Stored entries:
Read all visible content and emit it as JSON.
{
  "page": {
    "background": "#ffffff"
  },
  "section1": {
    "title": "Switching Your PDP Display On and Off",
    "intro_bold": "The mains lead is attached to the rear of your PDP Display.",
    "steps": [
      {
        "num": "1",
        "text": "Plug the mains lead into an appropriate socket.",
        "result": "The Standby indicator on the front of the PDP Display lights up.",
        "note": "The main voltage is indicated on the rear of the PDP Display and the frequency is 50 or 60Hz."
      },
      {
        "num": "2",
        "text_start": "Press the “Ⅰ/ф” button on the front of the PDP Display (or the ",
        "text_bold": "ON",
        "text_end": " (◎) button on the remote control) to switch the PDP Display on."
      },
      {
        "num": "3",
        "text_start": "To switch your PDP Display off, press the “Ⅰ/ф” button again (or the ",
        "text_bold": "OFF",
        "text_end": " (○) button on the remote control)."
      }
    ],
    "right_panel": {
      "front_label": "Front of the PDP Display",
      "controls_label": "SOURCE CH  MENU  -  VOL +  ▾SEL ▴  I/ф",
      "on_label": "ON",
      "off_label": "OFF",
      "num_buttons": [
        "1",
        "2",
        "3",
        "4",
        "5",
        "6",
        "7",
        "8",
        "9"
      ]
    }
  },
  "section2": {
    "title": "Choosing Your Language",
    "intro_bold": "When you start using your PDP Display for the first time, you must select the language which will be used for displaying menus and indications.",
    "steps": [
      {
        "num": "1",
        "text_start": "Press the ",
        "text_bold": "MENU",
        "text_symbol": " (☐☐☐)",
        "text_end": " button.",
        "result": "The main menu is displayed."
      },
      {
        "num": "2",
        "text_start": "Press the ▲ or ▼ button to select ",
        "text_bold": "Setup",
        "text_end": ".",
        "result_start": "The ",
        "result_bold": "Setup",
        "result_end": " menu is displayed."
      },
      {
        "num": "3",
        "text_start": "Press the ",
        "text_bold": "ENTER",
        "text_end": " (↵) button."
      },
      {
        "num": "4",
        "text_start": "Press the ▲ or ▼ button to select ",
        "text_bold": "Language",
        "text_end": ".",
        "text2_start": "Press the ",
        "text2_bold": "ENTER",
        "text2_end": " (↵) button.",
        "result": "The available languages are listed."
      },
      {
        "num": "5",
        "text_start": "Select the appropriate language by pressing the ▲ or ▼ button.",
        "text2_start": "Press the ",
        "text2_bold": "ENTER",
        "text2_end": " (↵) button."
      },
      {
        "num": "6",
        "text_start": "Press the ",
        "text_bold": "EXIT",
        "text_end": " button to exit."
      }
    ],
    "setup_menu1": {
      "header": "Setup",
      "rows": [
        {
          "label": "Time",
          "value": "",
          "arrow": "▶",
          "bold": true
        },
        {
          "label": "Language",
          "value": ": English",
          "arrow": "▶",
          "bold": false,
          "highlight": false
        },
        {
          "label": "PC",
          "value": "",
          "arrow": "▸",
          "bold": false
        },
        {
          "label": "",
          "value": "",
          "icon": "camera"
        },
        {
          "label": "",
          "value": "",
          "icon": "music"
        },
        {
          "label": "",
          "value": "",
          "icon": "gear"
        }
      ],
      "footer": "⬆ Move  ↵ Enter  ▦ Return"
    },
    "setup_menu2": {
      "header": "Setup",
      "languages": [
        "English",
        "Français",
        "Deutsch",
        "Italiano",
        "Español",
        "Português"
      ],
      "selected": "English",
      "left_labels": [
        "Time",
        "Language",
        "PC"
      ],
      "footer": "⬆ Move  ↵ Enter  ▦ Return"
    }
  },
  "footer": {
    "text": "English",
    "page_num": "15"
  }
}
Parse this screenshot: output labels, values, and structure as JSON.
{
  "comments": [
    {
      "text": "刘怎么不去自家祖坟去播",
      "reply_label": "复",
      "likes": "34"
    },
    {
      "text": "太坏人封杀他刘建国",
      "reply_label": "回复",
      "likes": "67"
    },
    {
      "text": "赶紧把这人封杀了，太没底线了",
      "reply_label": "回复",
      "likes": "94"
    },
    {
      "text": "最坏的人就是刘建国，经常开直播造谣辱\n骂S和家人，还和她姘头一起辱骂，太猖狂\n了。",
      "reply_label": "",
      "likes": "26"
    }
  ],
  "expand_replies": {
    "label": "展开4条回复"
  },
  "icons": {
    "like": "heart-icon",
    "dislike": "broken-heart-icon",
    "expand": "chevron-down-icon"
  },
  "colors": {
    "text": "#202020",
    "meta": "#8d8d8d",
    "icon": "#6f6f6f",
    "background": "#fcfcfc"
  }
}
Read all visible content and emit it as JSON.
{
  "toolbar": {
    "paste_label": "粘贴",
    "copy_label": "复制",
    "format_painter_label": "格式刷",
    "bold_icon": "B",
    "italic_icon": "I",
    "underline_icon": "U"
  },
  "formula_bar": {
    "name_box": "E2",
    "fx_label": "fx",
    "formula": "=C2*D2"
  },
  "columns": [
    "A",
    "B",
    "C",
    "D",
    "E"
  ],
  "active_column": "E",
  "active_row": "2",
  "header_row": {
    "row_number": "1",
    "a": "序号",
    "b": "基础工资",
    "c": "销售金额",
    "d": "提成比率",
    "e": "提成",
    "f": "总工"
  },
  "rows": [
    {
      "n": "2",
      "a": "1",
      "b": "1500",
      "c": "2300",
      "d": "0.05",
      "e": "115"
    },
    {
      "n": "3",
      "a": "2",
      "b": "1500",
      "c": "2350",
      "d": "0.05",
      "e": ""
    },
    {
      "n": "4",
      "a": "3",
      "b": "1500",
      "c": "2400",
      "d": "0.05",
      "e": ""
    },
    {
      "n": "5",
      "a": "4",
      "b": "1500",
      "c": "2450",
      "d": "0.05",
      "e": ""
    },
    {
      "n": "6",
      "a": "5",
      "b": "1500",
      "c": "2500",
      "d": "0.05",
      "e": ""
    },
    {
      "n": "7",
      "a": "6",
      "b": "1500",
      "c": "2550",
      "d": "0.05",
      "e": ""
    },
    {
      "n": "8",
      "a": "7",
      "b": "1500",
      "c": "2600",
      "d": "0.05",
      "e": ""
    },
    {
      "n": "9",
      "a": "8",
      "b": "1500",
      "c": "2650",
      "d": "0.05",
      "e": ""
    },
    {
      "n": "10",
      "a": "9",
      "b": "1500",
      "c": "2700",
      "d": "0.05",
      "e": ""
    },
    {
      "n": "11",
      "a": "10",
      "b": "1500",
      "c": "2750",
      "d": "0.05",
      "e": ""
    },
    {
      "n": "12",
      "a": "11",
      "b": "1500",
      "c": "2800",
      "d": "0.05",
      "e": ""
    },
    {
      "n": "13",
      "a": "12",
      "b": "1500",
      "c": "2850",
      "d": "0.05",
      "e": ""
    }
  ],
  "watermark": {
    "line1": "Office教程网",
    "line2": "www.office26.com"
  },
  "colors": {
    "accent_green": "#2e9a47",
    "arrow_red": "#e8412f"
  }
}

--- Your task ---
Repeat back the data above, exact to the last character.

--- Result below ---
Read all visible content and emit it as JSON.
{
  "page": {
    "background": "#ffffff"
  },
  "section1": {
    "title": "Switching Your PDP Display On and Off",
    "intro_bold": "The mains lead is attached to the rear of your PDP Display.",
    "steps": [
      {
        "num": "1",
        "text": "Plug the mains lead into an appropriate socket.",
        "result": "The Standby indicator on the front of the PDP Display lights up.",
        "note": "The main voltage is indicated on the rear of the PDP Display and the frequency is 50 or 60Hz."
      },
      {
        "num": "2",
        "text_start": "Press the “Ⅰ/ф” button on the front of the PDP Display (or the ",
        "text_bold": "ON",
        "text_end": " (◎) button on the remote control) to switch the PDP Display on."
      },
      {
        "num": "3",
        "text_start": "To switch your PDP Display off, press the “Ⅰ/ф” button again (or the ",
        "text_bold": "OFF",
        "text_end": " (○) button on the remote control)."
      }
    ],
    "right_panel": {
      "front_label": "Front of the PDP Display",
      "controls_label": "SOURCE CH  MENU  -  VOL +  ▾SEL ▴  I/ф",
      "on_label": "ON",
      "off_label": "OFF",
      "num_buttons": [
        "1",
        "2",
        "3",
        "4",
        "5",
        "6",
        "7",
        "8",
        "9"
      ]
    }
  },
  "section2": {
    "title": "Choosing Your Language",
    "intro_bold": "When you start using your PDP Display for the first time, you must select the language which will be used for displaying menus and indications.",
    "steps": [
      {
        "num": "1",
        "text_start": "Press the ",
        "text_bold": "MENU",
        "text_symbol": " (☐☐☐)",
        "text_end": " button.",
        "result": "The main menu is displayed."
      },
      {
        "num": "2",
        "text_start": "Press the ▲ or ▼ button to select ",
        "text_bold": "Setup",
        "text_end": ".",
        "result_start": "The ",
        "result_bold": "Setup",
        "result_end": " menu is displayed."
      },
      {
        "num": "3",
        "text_start": "Press the ",
        "text_bold": "ENTER",
        "text_end": " (↵) button."
      },
      {
        "num": "4",
        "text_start": "Press the ▲ or ▼ button to select ",
        "text_bold": "Language",
        "text_end": ".",
        "text2_start": "Press the ",
        "text2_bold": "ENTER",
        "text2_end": " (↵) button.",
        "result": "The available languages are listed."
      },
      {
        "num": "5",
        "text_start": "Select the appropriate language by pressing the ▲ or ▼ button.",
        "text2_start": "Press the ",
        "text2_bold": "ENTER",
        "text2_end": " (↵) button."
      },
      {
        "num": "6",
        "text_start": "Press the ",
        "text_bold": "EXIT",
        "text_end": " button to exit."
      }
    ],
    "setup_menu1": {
      "header": "Setup",
      "rows": [
        {
          "label": "Time",
          "value": "",
          "arrow": "▶",
          "bold": true
        },
        {
          "label": "Language",
          "value": ": English",
          "arrow": "▶",
          "bold": false,
          "highlight": false
        },
        {
          "label": "PC",
          "value": "",
          "arrow": "▸",
          "bold": false
        },
        {
          "label": "",
          "value": "",
          "icon": "camera"
        },
        {
          "label": "",
          "value": "",
          "icon": "music"
        },
        {
          "label": "",
          "value": "",
          "icon": "gear"
        }
      ],
      "footer": "⬆ Move  ↵ Enter  ▦ Return"
    },
    "setup_menu2": {
      "header": "Setup",
      "languages": [
        "English",
        "Français",
        "Deutsch",
        "Italiano",
        "Español",
        "Português"
      ],
      "selected": "English",
      "left_labels": [
        "Time",
        "Language",
        "PC"
      ],
      "footer": "⬆ Move  ↵ Enter  ▦ Return"
    }
  },
  "footer": {
    "text": "English",
    "page_num": "15"
  }
}
Parse this screenshot: output labels, values, and structure as JSON.
{
  "comments": [
    {
      "text": "刘怎么不去自家祖坟去播",
      "reply_label": "复",
      "likes": "34"
    },
    {
      "text": "太坏人封杀他刘建国",
      "reply_label": "回复",
      "likes": "67"
    },
    {
      "text": "赶紧把这人封杀了，太没底线了",
      "reply_label": "回复",
      "likes": "94"
    },
    {
      "text": "最坏的人就是刘建国，经常开直播造谣辱\n骂S和家人，还和她姘头一起辱骂，太猖狂\n了。",
      "reply_label": "",
      "likes": "26"
    }
  ],
  "expand_replies": {
    "label": "展开4条回复"
  },
  "icons": {
    "like": "heart-icon",
    "dislike": "broken-heart-icon",
    "expand": "chevron-down-icon"
  },
  "colors": {
    "text": "#202020",
    "meta": "#8d8d8d",
    "icon": "#6f6f6f",
    "background": "#fcfcfc"
  }
}
Read all visible content and emit it as JSON.
{
  "toolbar": {
    "paste_label": "粘贴",
    "copy_label": "复制",
    "format_painter_label": "格式刷",
    "bold_icon": "B",
    "italic_icon": "I",
    "underline_icon": "U"
  },
  "formula_bar": {
    "name_box": "E2",
    "fx_label": "fx",
    "formula": "=C2*D2"
  },
  "columns": [
    "A",
    "B",
    "C",
    "D",
    "E"
  ],
  "active_column": "E",
  "active_row": "2",
  "header_row": {
    "row_number": "1",
    "a": "序号",
    "b": "基础工资",
    "c": "销售金额",
    "d": "提成比率",
    "e": "提成",
    "f": "总工"
  },
  "rows": [
    {
      "n": "2",
      "a": "1",
      "b": "1500",
      "c": "2300",
      "d": "0.05",
      "e": "115"
    },
    {
      "n": "3",
      "a": "2",
      "b": "1500",
      "c": "2350",
      "d": "0.05",
      "e": ""
    },
    {
      "n": "4",
      "a": "3",
      "b": "1500",
      "c": "2400",
      "d": "0.05",
      "e": ""
    },
    {
      "n": "5",
      "a": "4",
      "b": "1500",
      "c": "2450",
      "d": "0.05",
      "e": ""
    },
    {
      "n": "6",
      "a": "5",
      "b": "1500",
      "c": "2500",
      "d": "0.05",
      "e": ""
    },
    {
      "n": "7",
      "a": "6",
      "b": "1500",
      "c": "2550",
      "d": "0.05",
      "e": ""
    },
    {
      "n": "8",
      "a": "7",
      "b": "1500",
      "c": "2600",
      "d": "0.05",
      "e": ""
    },
    {
      "n": "9",
      "a": "8",
      "b": "1500",
      "c": "2650",
      "d": "0.05",
      "e": ""
    },
    {
      "n": "10",
      "a": "9",
      "b": "1500",
      "c": "2700",
      "d": "0.05",
      "e": ""
    },
    {
      "n": "11",
      "a": "10",
      "b": "1500",
      "c": "2750",
      "d": "0.05",
      "e": ""
    },
    {
      "n": "12",
      "a": "11",
      "b": "1500",
      "c": "2800",
      "d": "0.05",
      "e": ""
    },
    {
      "n": "13",
      "a": "12",
      "b": "1500",
      "c": "2850",
      "d": "0.05",
      "e": ""
    }
  ],
  "watermark": {
    "line1": "Office教程网",
    "line2": "www.office26.com"
  },
  "colors": {
    "accent_green": "#2e9a47",
    "arrow_red": "#e8412f"
  }
}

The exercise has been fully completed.